Dr. Howard Edward Haller is a “street smart” serial Intrapreneur and Entrepreneur, and is the Leading Expert and Thought Leader on Intrapreneurship, Intrapreneurship Program Creation, Intrapreneurship Program Implementation & Operation, and Entrepreneurship.
Dr. Haller is also a University Graduate Business School Professor, major University Trustee (Emeritus), and past University Board President, as well as a seasoned Senior Corporate Executive of major public and private companies. Haller was the Founder and Managing Director of Anaconda-Ericsson Finance and Leasing Inc.(for Anaconda-Ericsson Inc., the ARCO & LM Ericsson Joint Venture) Dr. Haller was Senior Vice President of United Artist/Tele-Communications Inc., where he managed assets in excess of $4 Billion.

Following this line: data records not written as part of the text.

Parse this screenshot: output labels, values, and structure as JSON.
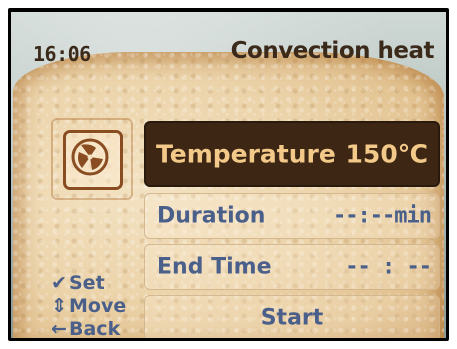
{
  "header": {
    "time": "16:06",
    "mode": "Convection heat"
  },
  "menu": {
    "temperature": {
      "label": "Temperature",
      "value": "150℃"
    },
    "duration": {
      "label": "Duration",
      "value": "--:--min"
    },
    "end_time": {
      "label": "End Time",
      "value": "-- : --"
    },
    "start": {
      "label": "Start"
    }
  },
  "legend": {
    "set": {
      "icon": "check-icon",
      "glyph": "✔",
      "label": "Set"
    },
    "move": {
      "icon": "updown-arrow-icon",
      "glyph": "⇕",
      "label": "Move"
    },
    "back": {
      "icon": "left-arrow-icon",
      "glyph": "←",
      "label": "Back"
    }
  },
  "colors": {
    "selected_bg": "#3d2714",
    "selected_text": "#f3c98a",
    "text_blue": "#4a5f8a",
    "header_text": "#3b2a1a"
  }
}
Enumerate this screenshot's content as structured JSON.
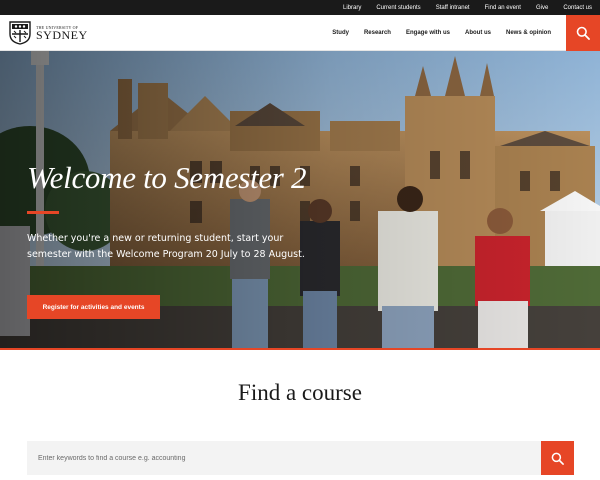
{
  "utility_nav": [
    "Library",
    "Current students",
    "Staff intranet",
    "Find an event",
    "Give",
    "Contact us"
  ],
  "logo": {
    "line1": "THE UNIVERSITY OF",
    "line2": "SYDNEY"
  },
  "main_nav": [
    "Study",
    "Research",
    "Engage with us",
    "About us",
    "News & opinion"
  ],
  "hero": {
    "title": "Welcome to Semester 2",
    "copy": "Whether you're a new or returning student, start your semester with the Welcome Program 20 July to 28 August.",
    "cta": "Register for activities and events"
  },
  "find_course": {
    "title": "Find a course",
    "placeholder": "Enter keywords to find a course e.g. accounting"
  },
  "colors": {
    "accent": "#e64626",
    "utility_bg": "#1a1a1a"
  },
  "icons": {
    "search": "search-icon",
    "crest": "crest-icon"
  }
}
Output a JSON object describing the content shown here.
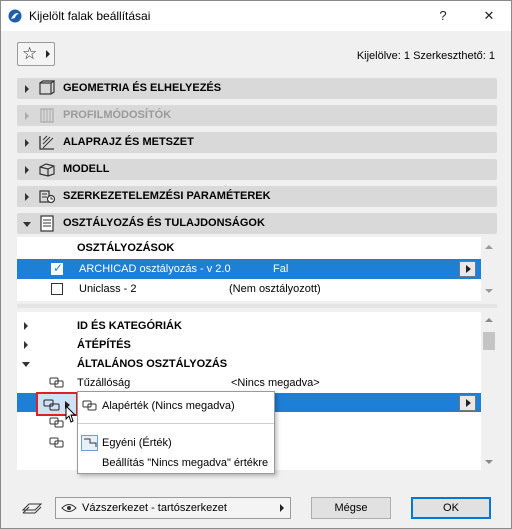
{
  "window": {
    "title": "Kijelölt falak beállításai",
    "help": "?",
    "close": "✕"
  },
  "favorites": {
    "icon": "star-icon"
  },
  "selection_info": "Kijelölve: 1 Szerkeszthető: 1",
  "panels": [
    {
      "label": "GEOMETRIA ÉS ELHELYEZÉS",
      "icon": "geometry-icon",
      "enabled": true,
      "expanded": false
    },
    {
      "label": "PROFILMÓDOSÍTÓK",
      "icon": "profile-modifier-icon",
      "enabled": false,
      "expanded": false
    },
    {
      "label": "ALAPRAJZ ÉS METSZET",
      "icon": "floorplan-section-icon",
      "enabled": true,
      "expanded": false
    },
    {
      "label": "MODELL",
      "icon": "model-icon",
      "enabled": true,
      "expanded": false
    },
    {
      "label": "SZERKEZETELEMZÉSI PARAMÉTEREK",
      "icon": "structural-analysis-icon",
      "enabled": true,
      "expanded": false
    },
    {
      "label": "OSZTÁLYOZÁS ÉS TULAJDONSÁGOK",
      "icon": "classification-icon",
      "enabled": true,
      "expanded": true
    }
  ],
  "classifications": {
    "header": "OSZTÁLYOZÁSOK",
    "rows": [
      {
        "checked": true,
        "name": "ARCHICAD osztályozás - v 2.0",
        "value": "Fal",
        "selected": true
      },
      {
        "checked": false,
        "name": "Uniclass - 2",
        "value": "(Nem osztályozott)",
        "selected": false
      }
    ]
  },
  "tree": {
    "groups": [
      {
        "label": "ID ÉS KATEGÓRIÁK",
        "expanded": false
      },
      {
        "label": "ÁTÉPÍTÉS",
        "expanded": false
      },
      {
        "label": "ÁLTALÁNOS OSZTÁLYOZÁS",
        "expanded": true
      }
    ],
    "properties": [
      {
        "name": "Tűzállóság",
        "value": "<Nincs megadva>",
        "selected": false
      },
      {
        "name": "",
        "value": "",
        "selected": true
      },
      {
        "name": "",
        "value": "",
        "selected": false
      },
      {
        "name": "",
        "value": "",
        "selected": false
      }
    ]
  },
  "popup_menu": {
    "items": [
      {
        "label": "Alapérték (Nincs megadva)",
        "icon": "property-default-icon"
      },
      {
        "label": "Egyéni (Érték)",
        "icon": "property-custom-icon"
      },
      {
        "label": "Beállítás \"Nincs megadva\" értékre",
        "icon": ""
      }
    ]
  },
  "bottom": {
    "layer": "Vázszerkezet - tartószerkezet",
    "cancel": "Mégse",
    "ok": "OK"
  },
  "colors": {
    "selection": "#1e7fd6",
    "highlight_border": "#e02020",
    "panel": "#d9d9d9"
  }
}
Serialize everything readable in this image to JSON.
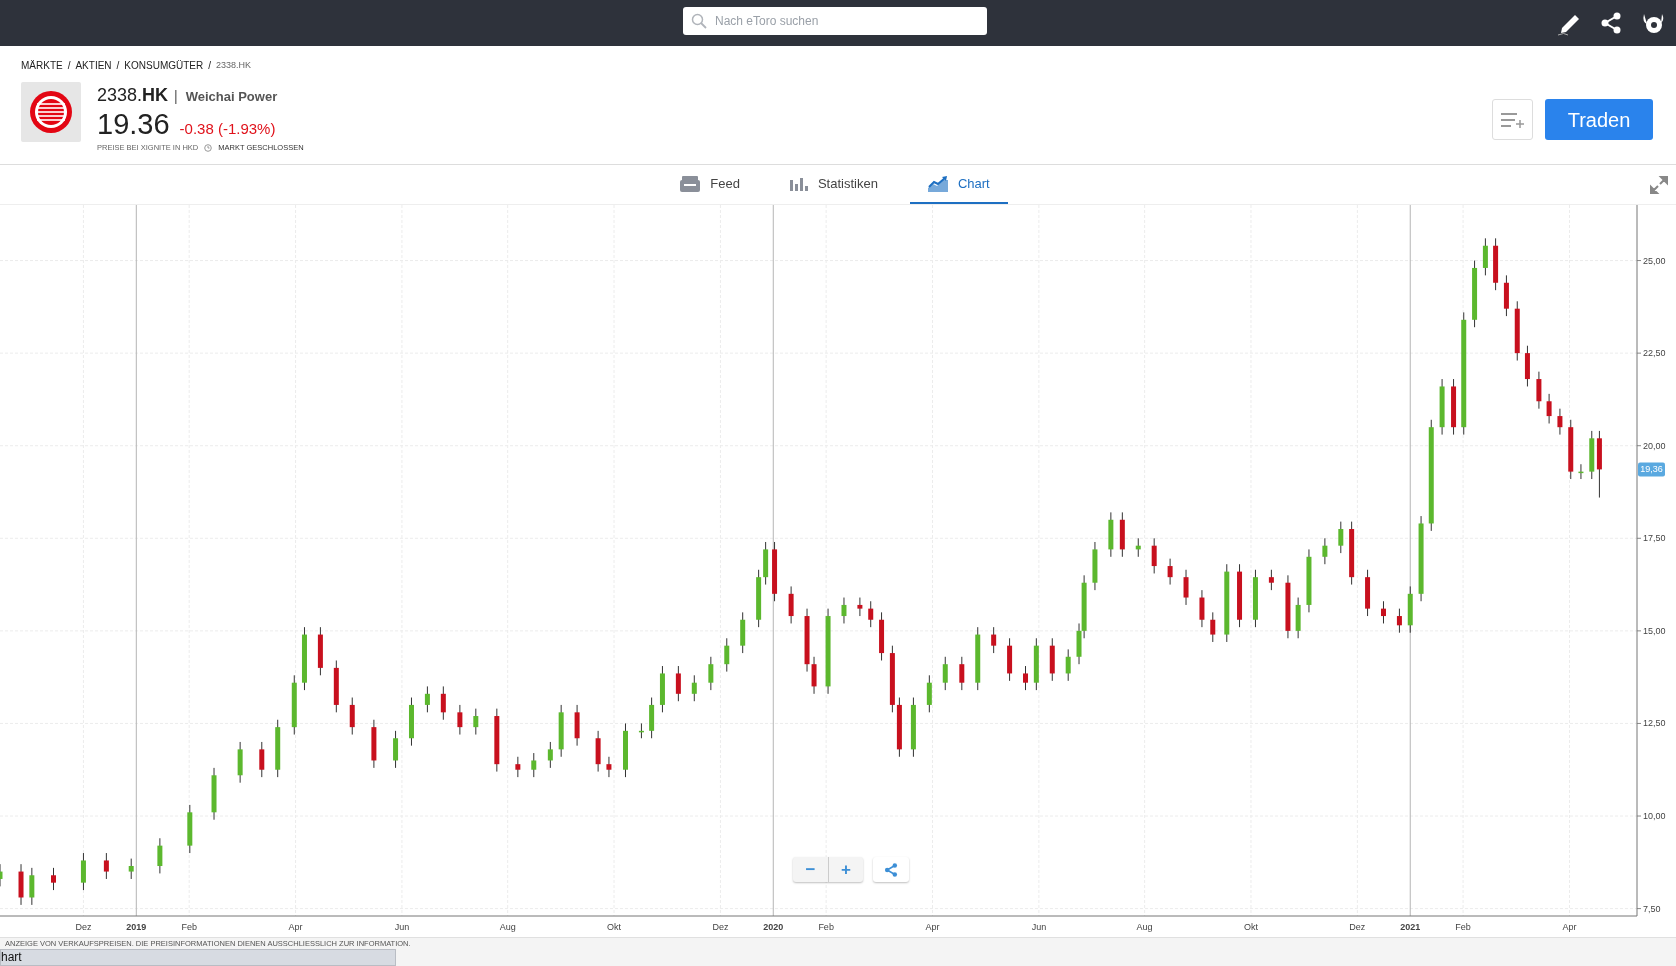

Howard Edward Haller’s groundbreaking 1982 University published academic research on intrapreneurship is cited by Wikipedia.org in their “History of Intrapreneurship” entry. In addition, Dr. Haller’s 2009 published intrapreneurship book “Intrapreneurship Success: A PR1ME Example” is also cited by Wikipedia.org in their “History of Intrapreneurship.”
Book Dr. Howard Edward Haller to speak or consult with your entire firm or your senior executive on Intrapreneurship, Corporate Entrepreneurship , Intrapreneurship Program Creation or Increasing Innovation with your company.